It was time to move on even though I could have lingered on those blue waters, but I had a date with the great Pharaoh of the 20. Dynasty, Ramses II, at Abu Simbel. Well, not exactly a date, but that is how I felt anticipating the visit to this overwhelmingly majestic site. The first time I heard about Abu Simbel was in the mid-1960s from my parents. They had attended ceremonies in honor of the amazing completion of moving and reassembling block by block on higher ground two massive rock-cut temples and their colossal statuary that were threatened by the creation of the Aswan High Dam and the waters of Lake Nasser.

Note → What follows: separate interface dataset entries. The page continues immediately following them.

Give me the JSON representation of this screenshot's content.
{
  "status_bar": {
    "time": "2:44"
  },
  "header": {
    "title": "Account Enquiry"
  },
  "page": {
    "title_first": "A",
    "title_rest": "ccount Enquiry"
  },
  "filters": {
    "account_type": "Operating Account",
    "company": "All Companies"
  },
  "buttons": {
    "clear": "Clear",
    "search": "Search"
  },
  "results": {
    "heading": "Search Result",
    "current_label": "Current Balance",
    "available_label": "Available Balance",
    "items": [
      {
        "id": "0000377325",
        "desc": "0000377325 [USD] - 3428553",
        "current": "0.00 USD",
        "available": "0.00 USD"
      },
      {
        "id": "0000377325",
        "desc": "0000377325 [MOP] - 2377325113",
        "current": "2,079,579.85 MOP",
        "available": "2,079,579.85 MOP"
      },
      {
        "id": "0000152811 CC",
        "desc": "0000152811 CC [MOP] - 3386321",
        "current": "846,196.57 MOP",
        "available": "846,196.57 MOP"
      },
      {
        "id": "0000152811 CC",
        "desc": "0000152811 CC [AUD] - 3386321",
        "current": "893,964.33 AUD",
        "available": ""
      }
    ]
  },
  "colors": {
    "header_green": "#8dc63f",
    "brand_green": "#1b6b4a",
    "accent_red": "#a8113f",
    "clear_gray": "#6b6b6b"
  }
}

It was an early winter afternoon (January 2006) when I checked into the Hotel Nefertari, overlooking the still expanse of Lake Nasser and located about 20 minutes walking distance to the grand monument. I made haste, stumbling down a rocky path to catch the last light illuminating the gigantic seated statues of Ramses II and his wife Nefertari, immovable, eternal, staring east across the waters. It seemed I was the only little human standing there looking up at a long-gone and yet very present majesty.
Back at the hotel, I found out that I was indeed the only guest. The receptionist asked politely whether I wanted dinner “before or after”. I inquired, also very politely, what he meant by before or after. “Well, Madame, you will, of course, want to attend the sound and light show.” After some hesitation, thinking of managing the rocky road in the dark, I decided to dare it. It will, therefore, be dinner “after.” With some trepidation, I admit freely, I started out after darkness had obscured signposts with a flashlight, a full moon, and an enormous starry sky to lead the way. Unbeknownst to me, the hotel had organized a small platoon of guards, stationed at each bend in the path, and equipped with walkie-talkies. I know enough Arabic to hear them say, “watch, the American is on her way.”
Thus protected I arrived safely at the amphitheater to be placed among some 20 swarthy handsome young men. Hmmm… but soon enough I realized they were my own personal body-guards. The show was fine, commented in Japanese for the benefit of a small group of Japanese tourists. Otherwise, it was a clear cold night, with the heaven above me and Ramses II and his wife Nefertari looking even more otherworldly than they had in the afternoon. I was accompanied back to the hotel by two friendly, arms-bearing young men who wanted to know all about Michael Jordan.
The dining-room was brightly lit. I was seated, like a queen, at the best table. A white-gloved, formally attired waiter served course after course of the most delicious dinner with all my favorite Mideastern dishes accompanied by an excellent Lebanese white wine. Sleep in my spacious cabin came easily that night.
Back in Aswan I finally had to say good-bye to all the friendly spirits who had made this stay so wonderfully happy. A friend of Haroun drove me to the airport and when I thanked him for his kindness, he lightly hugged me and said: “May God always go with you.”